The “culture of homophobia”, as so crudely written by Vogue, is not one solely of Jamaican creation, but a legacy of British colonialism. In recent years, activists and researchers began speaking openly about Britain’s creation of a homophobic and transphobic environment through their buggery laws, influencing not only Jamaica, but Nigeria, Botswana, India, and the remainder of territories confiscated by the English crown. It was Henry VIII who introduced in the English Buggery Act of 1533, making sodomy punishable by death. The result of Britain's legacy on the island resulted in conservative Evangelicalism which internalized anti-queer socio-political policies adopted from the British constitution. “During its colonial rule, the British imperial power imposed a range of laws to govern its territories, including anti-sodomy laws. Section 377 of the British Penal Code proscribes ‘Unnatural Offenses,’ Macarena Saez explains in Same Sex Couples: Comparatives Insights on Marriage and Cohabitation. “Section 377 served as a model for British territories beyond the Caribbean, including Africa, Asia, and the Pacific Islands. Although the domestic iterations of Section 377 varied textually and substantively, many mandated capital punishment for same sex relations.” This is history that journalists fail to discuss in conjunction with Jamaica’s treatment of gully queens and the incitement of violence towards them.
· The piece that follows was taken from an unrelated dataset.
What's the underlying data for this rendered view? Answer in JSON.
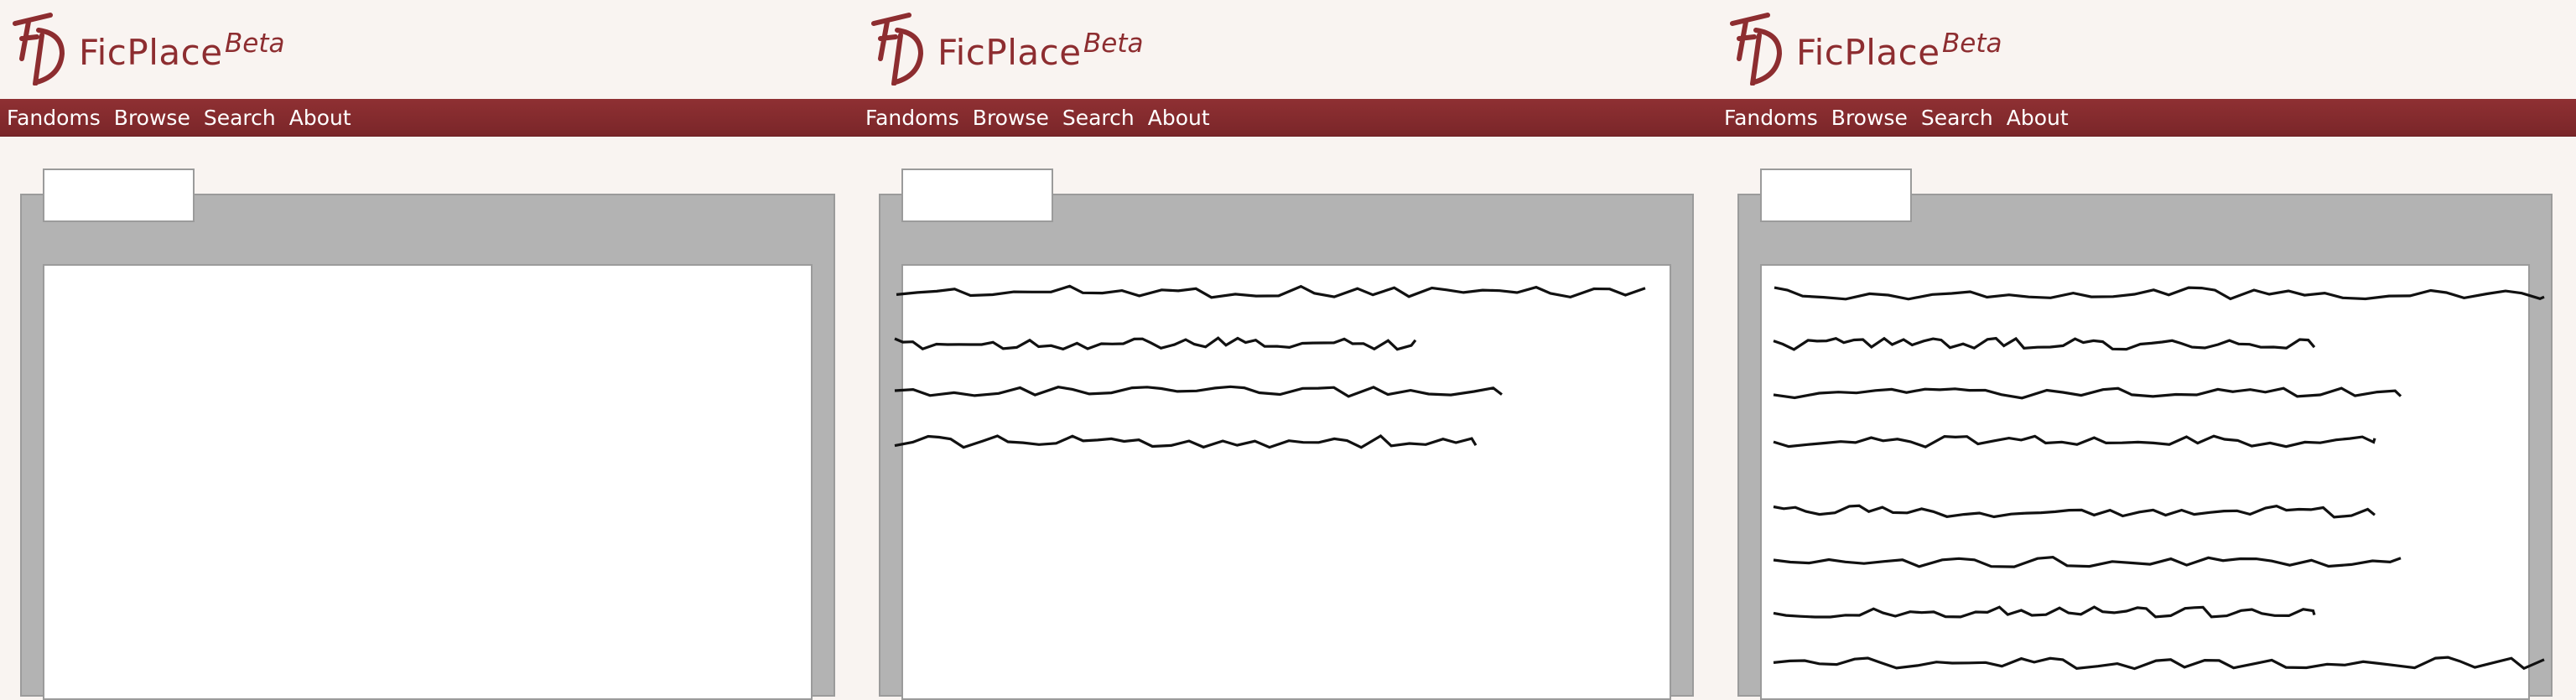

Another particularly troubling facet concerning the voyeuristic painting of Jamaica as the ultimate anti-queer society is that it also reduces the severity of homophobic and transphobic vehemence in the United States, falsely placing predominately white Western countries as models of queer progressive politics. 2016 was the most violent year on record for transgender people in America, with 23 deaths recorded by activists, most of them being Black trans women. Black trans women face police harassment, high levels of incarceration, and high impoverishment. Queer homeless youth, mostly of color, are far more likely to face rampant homelessness. The 2015 Supreme Court ruling, making gay marriage legal, largely silenced the discussion concerning institutional repression that poor and working class queers of color in America continually experience, with advocates pleading with mainstream news media to bring more coverage to those of us with less resources and privilege. America’s spin on the gully queens feels less about decolonizing entrenched systems of anti-queer violence and more of, “Be more like us and not like Jamaicans,” while ignoring poor Black queer folks in the states who are still routinely criminalized.
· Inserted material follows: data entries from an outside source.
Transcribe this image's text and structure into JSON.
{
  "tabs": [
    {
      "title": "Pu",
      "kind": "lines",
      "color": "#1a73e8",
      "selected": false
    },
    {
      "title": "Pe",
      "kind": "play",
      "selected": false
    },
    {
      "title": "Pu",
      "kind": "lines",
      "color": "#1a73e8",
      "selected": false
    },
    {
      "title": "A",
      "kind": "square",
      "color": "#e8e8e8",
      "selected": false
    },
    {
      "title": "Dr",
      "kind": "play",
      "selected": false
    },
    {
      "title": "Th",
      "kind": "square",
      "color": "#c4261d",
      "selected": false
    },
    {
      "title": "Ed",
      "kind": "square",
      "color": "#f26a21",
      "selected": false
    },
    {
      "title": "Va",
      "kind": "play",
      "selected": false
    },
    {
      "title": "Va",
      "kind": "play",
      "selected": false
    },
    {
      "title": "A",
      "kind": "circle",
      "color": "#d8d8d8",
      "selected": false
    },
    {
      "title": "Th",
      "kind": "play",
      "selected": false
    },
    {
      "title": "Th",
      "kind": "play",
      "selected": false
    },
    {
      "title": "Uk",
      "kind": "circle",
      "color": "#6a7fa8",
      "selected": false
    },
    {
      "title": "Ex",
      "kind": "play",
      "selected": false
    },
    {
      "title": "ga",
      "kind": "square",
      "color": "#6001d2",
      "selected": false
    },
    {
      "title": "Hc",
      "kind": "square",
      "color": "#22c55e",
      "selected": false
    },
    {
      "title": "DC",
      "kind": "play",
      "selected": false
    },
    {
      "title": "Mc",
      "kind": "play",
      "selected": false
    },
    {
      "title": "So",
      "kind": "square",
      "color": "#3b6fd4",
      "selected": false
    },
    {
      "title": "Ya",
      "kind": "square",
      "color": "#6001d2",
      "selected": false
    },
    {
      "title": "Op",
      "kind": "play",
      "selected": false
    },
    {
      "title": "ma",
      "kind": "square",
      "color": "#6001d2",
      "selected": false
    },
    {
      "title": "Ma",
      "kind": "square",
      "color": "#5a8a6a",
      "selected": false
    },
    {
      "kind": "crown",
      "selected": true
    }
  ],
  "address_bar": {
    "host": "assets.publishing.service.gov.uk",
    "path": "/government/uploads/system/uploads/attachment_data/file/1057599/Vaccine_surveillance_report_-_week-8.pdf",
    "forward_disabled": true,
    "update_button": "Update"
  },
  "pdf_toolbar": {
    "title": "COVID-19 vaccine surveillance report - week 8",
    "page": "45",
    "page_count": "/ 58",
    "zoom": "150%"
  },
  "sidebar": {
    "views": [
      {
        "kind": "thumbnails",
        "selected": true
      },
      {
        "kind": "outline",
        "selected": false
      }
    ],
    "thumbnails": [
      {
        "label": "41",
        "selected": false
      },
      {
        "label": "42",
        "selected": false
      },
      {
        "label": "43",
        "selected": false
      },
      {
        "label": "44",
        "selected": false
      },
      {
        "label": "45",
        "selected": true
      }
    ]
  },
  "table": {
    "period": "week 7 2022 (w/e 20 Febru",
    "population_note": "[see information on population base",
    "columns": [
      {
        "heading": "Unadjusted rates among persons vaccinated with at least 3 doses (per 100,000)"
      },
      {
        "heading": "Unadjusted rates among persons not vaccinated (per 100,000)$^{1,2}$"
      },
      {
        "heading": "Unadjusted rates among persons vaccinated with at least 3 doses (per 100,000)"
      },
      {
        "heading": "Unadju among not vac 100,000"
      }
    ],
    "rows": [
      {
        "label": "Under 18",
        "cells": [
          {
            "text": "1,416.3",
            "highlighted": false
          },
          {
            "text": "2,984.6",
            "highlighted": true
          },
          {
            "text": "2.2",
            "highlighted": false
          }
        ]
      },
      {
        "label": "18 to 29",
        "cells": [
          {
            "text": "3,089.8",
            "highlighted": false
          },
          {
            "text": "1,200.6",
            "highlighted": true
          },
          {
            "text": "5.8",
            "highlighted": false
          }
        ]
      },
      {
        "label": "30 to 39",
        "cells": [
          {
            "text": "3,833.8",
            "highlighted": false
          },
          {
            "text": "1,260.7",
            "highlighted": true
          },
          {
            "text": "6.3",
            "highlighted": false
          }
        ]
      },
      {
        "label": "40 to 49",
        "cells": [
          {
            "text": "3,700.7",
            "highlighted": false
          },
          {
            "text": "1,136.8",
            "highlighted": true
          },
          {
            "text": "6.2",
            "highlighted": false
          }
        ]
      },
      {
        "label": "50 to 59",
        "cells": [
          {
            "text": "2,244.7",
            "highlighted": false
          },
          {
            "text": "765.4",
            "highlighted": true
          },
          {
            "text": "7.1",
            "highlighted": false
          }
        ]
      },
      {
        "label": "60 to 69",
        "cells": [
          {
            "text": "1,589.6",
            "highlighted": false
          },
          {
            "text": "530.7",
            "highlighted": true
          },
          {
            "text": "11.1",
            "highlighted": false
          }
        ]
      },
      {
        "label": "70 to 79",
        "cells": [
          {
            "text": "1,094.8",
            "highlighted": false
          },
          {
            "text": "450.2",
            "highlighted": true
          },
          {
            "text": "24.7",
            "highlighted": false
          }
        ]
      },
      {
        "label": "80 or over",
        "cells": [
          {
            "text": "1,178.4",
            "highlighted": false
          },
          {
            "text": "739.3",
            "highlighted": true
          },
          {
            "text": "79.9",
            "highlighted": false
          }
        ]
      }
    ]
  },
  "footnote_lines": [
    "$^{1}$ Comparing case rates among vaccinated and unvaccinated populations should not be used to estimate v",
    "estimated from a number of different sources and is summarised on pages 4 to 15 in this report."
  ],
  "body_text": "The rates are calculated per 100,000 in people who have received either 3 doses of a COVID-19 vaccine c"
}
It is the responsibility of journalists to decolonize their thinking, their political framing of queer oppression outside of America that Afro-Caribbeans and Africans endure. Queer people in Jamaica are not helped by sensationalist, click-bait stories about their experiences where they face danger from day-to-day — they are exploited for viral stories, falsely propped up by white savior complexes. By uplifting queer Afro-Caribbean activists groups on the island, such as RUDEBOI Society and TransWave instead, media can divest from the colonialist perception that only societies predominately white and Western can being able to “save” queer Black people from the rabid queerphobia that they face. Only by naming colonialism as the source can we ever hope to defeat it.